Assignment: When the word "でぃるくん" appears in a line of the data below, list that line.

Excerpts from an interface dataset
════════════════

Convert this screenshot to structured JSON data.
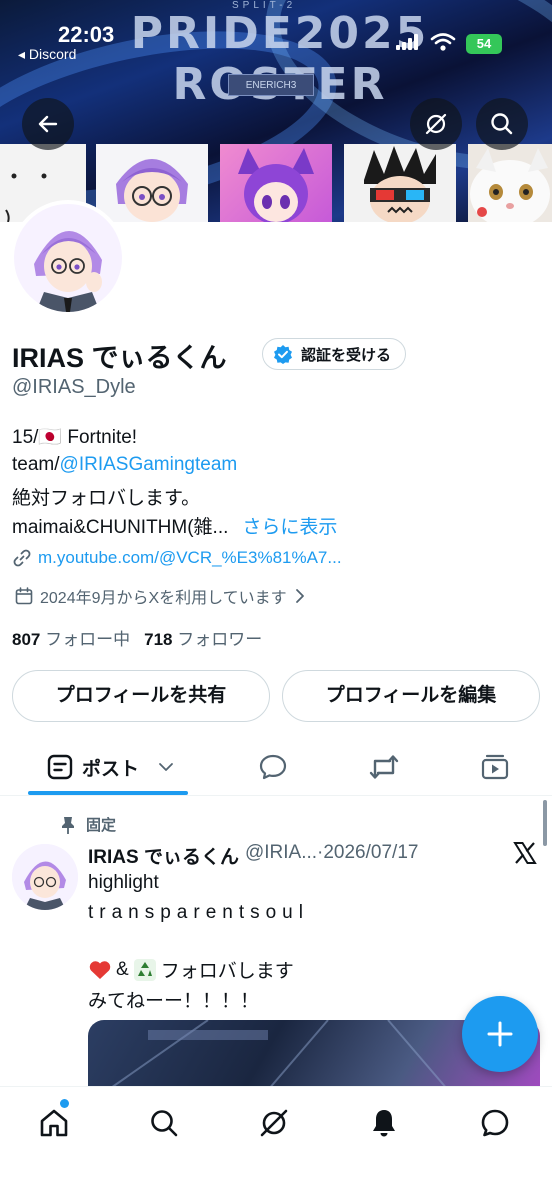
{
  "status_bar": {
    "time": "22:03",
    "back_app": "◂ Discord",
    "battery": "54"
  },
  "banner": {
    "title": "PRIDE2025 ROSTER",
    "subtitle": "SPLIT-2",
    "tag": "ENERICH3"
  },
  "profile": {
    "display_name": "IRIAS でぃるくん",
    "verify_label": "認証を受ける",
    "handle": "@IRIAS_Dyle",
    "bio": {
      "line1_prefix": "15/",
      "line1_flag": "🇯🇵",
      "line1_suffix": " Fortnite!",
      "line2_prefix": "team/",
      "line2_link": "@IRIASGamingteam",
      "line3": "絶対フォロバします。",
      "line4": "maimai&CHUNITHM(雑...",
      "show_more": "さらに表示"
    },
    "website": "m.youtube.com/@VCR_%E3%81%A7...",
    "joined": "2024年9月からXを利用しています",
    "following_count": "807",
    "following_label": "フォロー中",
    "followers_count": "718",
    "followers_label": "フォロワー"
  },
  "actions": {
    "share_profile": "プロフィールを共有",
    "edit_profile": "プロフィールを編集"
  },
  "tabs": {
    "posts_label": "ポスト"
  },
  "post": {
    "pinned_label": "固定",
    "author": "IRIAS でぃるくん",
    "meta": "@IRIA...·2026/07/17",
    "line1": "highlight",
    "line2": "transparentsoul",
    "line3_text": "フォロバします",
    "line3_amp": "&",
    "line4": "みてねーー！！！！"
  },
  "colors": {
    "accent": "#1d9bf0",
    "text": "#0f1419",
    "secondary": "#536471"
  }
}
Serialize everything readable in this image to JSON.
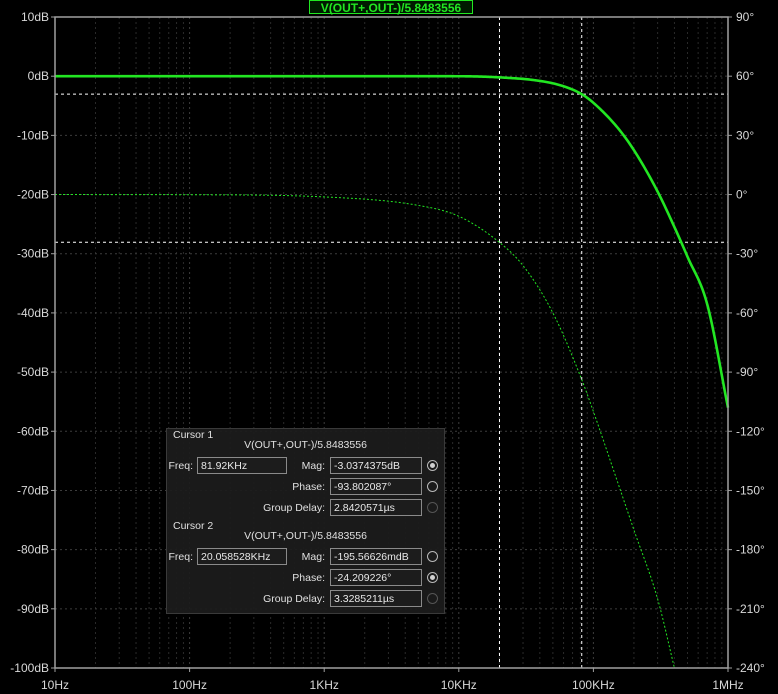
{
  "trace_title": "V(OUT+,OUT-)/5.8483556",
  "chart_data": {
    "type": "line",
    "x_axis": {
      "scale": "log",
      "range_hz": [
        10,
        1000000
      ],
      "tick_labels": [
        "10Hz",
        "100Hz",
        "1KHz",
        "10KHz",
        "100KHz",
        "1MHz"
      ]
    },
    "y_left": {
      "unit": "dB",
      "range": [
        -100,
        10
      ],
      "tick_labels": [
        "10dB",
        "0dB",
        "-10dB",
        "-20dB",
        "-30dB",
        "-40dB",
        "-50dB",
        "-60dB",
        "-70dB",
        "-80dB",
        "-90dB",
        "-100dB"
      ]
    },
    "y_right": {
      "unit": "degrees",
      "range": [
        -240,
        90
      ],
      "tick_labels": [
        "90°",
        "60°",
        "30°",
        "0°",
        "-30°",
        "-60°",
        "-90°",
        "-120°",
        "-150°",
        "-180°",
        "-210°",
        "-240°"
      ]
    },
    "grid": true,
    "series": [
      {
        "name": "V(OUT+,OUT-)/5.8483556",
        "kind": "magnitude",
        "color": "#22e622",
        "style": "solid",
        "x": [
          10,
          1000,
          10000,
          20000,
          40000,
          60000,
          81920,
          100000,
          150000,
          200000,
          300000,
          400000,
          500000,
          700000,
          1000000
        ],
        "y": [
          0,
          0,
          -0.01,
          -0.2,
          -0.8,
          -1.7,
          -3.04,
          -4.5,
          -8.6,
          -12.5,
          -19.5,
          -25.5,
          -30.5,
          -38.5,
          -56
        ]
      },
      {
        "name": "V(OUT+,OUT-)/5.8483556",
        "kind": "phase",
        "color": "#22e622",
        "style": "dashed",
        "x": [
          10,
          100,
          1000,
          5000,
          10000,
          20000,
          30000,
          50000,
          81920,
          100000,
          150000,
          200000,
          300000,
          400000
        ],
        "y": [
          0,
          -0.1,
          -1.2,
          -5.5,
          -11,
          -24.2,
          -36,
          -60,
          -93.8,
          -110,
          -145,
          -170,
          -205,
          -240
        ]
      }
    ],
    "cursors": [
      {
        "id": 1,
        "freq_hz": 81920,
        "mag_db": -3.0374375
      },
      {
        "id": 2,
        "freq_hz": 20058.528,
        "phase_deg": -24.209226
      }
    ]
  },
  "cursor_panel": {
    "cursor1": {
      "title": "Cursor 1",
      "expr": "V(OUT+,OUT-)/5.8483556",
      "freq_label": "Freq:",
      "freq": "81.92KHz",
      "mag_label": "Mag:",
      "mag": "-3.0374375dB",
      "phase_label": "Phase:",
      "phase": "-93.802087°",
      "gd_label": "Group Delay:",
      "gd": "2.8420571µs"
    },
    "cursor2": {
      "title": "Cursor 2",
      "expr": "V(OUT+,OUT-)/5.8483556",
      "freq_label": "Freq:",
      "freq": "20.058528KHz",
      "mag_label": "Mag:",
      "mag": "-195.56626mdB",
      "phase_label": "Phase:",
      "phase": "-24.209226°",
      "gd_label": "Group Delay:",
      "gd": "3.3285211µs"
    }
  }
}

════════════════

Task output:
    "display_name": "IRIAS でぃるくん",
    "author": "IRIAS でぃるくん",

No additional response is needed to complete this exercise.